  • In April 2016, RBI amended the Foreign Venture Capital Investor (FVCI) regime under FEMA 20 to provide, inter alia, that FVCIs registered under the SEBI (FVCI) Regulations will not require RBI approval for investments as per amended Schedule 6. The RBI notification also stipulated that FVCIs can receive the proceeds on liquidation of venture capital funds (VCFs) or Category I AIFs. However, RBI’s October 2016 circular was a sting in the tail. That circular stated that downstream investment by VCFs / Category I AIFs that have been invested into by FVCIs will need to comply with Schedule 11 of FEMA 20 i.e. such downstream investments shall be subject to the sectoral caps and conditions under the foreign direct investment (FDI) policy.
  • In September 2016, RBI amended FEMA 20 to permit 100% FDI in ‘other financial services’ industry subject to conditions prescribed by the relevant regulator and FDI in entities conducting unregulated or partially regulated financial services (FS) activities with the prior approval of the Foreign Investment Promotion Board (FIPB). While this liberalisation was eagerly awaited, the language of the notification stirred up concerns surrounding the interpretation of ‘regulated FS activities’. For example, would FDI in an AIF manager which is exempt from registration under SEBI (Investment Advisers) Regulations require FIPB approval? Or would FDI in an Indian advisor to an offshore PE fund or Foreign Portfolio Investment (FPI) manager qualify for the automatic route?

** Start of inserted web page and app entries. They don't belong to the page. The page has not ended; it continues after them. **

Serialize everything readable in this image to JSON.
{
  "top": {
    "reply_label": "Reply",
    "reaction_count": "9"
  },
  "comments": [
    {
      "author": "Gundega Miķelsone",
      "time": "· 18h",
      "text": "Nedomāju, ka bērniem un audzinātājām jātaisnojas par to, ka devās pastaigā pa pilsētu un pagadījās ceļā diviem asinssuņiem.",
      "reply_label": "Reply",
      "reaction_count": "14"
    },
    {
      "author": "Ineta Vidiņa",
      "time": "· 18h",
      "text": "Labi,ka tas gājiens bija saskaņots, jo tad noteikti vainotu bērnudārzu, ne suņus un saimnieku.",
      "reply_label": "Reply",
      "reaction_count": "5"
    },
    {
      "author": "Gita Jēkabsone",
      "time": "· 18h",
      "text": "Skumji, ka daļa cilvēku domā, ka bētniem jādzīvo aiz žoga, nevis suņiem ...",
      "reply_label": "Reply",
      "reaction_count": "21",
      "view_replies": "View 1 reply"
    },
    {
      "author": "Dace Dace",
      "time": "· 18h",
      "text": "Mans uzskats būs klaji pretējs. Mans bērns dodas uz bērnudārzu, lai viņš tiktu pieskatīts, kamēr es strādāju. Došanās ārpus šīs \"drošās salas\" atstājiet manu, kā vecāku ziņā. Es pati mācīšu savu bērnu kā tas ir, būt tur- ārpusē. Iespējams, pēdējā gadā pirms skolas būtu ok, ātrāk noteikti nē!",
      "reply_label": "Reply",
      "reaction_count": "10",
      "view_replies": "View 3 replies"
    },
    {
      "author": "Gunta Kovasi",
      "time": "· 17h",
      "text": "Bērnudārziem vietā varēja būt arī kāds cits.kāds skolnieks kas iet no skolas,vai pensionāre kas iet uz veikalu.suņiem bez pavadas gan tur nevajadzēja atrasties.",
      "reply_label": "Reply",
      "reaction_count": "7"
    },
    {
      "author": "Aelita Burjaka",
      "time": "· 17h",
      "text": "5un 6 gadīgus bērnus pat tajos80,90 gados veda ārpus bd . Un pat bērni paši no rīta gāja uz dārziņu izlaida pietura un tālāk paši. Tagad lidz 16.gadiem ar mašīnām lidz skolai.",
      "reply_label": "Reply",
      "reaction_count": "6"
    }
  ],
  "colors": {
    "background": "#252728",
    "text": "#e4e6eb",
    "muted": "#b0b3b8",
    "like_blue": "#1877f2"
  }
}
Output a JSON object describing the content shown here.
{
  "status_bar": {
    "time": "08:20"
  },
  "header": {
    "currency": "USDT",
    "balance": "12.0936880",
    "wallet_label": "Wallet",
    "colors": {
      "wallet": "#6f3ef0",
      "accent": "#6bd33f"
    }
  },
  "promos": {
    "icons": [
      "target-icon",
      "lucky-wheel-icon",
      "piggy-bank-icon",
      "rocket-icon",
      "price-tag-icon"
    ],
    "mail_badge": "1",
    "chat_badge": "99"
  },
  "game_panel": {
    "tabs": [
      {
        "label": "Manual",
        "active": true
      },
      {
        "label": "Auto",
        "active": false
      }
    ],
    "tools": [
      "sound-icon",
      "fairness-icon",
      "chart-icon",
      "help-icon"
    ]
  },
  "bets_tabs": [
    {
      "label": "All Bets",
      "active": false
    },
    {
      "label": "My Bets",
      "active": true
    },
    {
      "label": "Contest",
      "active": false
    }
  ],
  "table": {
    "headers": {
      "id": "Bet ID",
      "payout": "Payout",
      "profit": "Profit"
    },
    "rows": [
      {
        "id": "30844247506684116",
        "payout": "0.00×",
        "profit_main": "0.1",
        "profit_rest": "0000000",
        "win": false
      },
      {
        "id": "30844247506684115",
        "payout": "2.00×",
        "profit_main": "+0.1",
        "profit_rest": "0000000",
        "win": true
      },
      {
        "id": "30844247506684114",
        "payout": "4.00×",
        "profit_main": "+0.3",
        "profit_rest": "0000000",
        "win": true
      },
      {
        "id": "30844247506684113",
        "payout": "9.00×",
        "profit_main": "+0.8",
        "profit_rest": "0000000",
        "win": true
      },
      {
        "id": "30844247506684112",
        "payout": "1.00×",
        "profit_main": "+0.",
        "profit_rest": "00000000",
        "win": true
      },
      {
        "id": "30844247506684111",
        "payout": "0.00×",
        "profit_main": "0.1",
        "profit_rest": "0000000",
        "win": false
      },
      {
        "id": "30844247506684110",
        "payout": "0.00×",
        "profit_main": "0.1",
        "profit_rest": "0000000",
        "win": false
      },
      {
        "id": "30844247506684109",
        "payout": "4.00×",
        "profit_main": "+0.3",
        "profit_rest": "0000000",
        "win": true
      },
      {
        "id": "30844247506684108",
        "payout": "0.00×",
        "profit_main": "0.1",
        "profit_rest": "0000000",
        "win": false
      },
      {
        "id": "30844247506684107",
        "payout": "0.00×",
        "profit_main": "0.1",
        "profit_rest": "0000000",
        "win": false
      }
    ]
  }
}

Continue Reading 2016, The AIF Industry In Retrospect

In March 2015, the Securities and Exchange Board of India (SEBI) constituted a standing Alternative Investment Policy Advisory Committee (AIPAC) under the chairmanship of Shri. N. R. Narayana Murthy. AIPAC submitted its first report in January 2016 and its second report was released by SEBI on December 1, 2016 (Report 2) for public comments.

The Alternative Investment Fund (AIF) industry has been growing exponentially. The cumulative funds raised increasing from Rs 3,841 crores (approximately, USD 568 million) in September 2013 to Rs 29,016 crores (approximately, USD 4292 million) in September 2016[1]. In approximately four years since the introduction of SEBI (Alternative Investment Funds) Regulations, 2012 (Regulations), the number of AIFs registered has reached 268[2]. The AIF industry is thus poised to make its next leap of growth. Guided by this, Report 2 makes several recommendations to unshackle the AIF industry and lead the way into Phase II of its evolution. Some of the key recommendations that will facilitate growth are highlighted below. Continue Reading AIPAC Report 2: Bag Of Goodies and Festive Cheer for the AIF Industry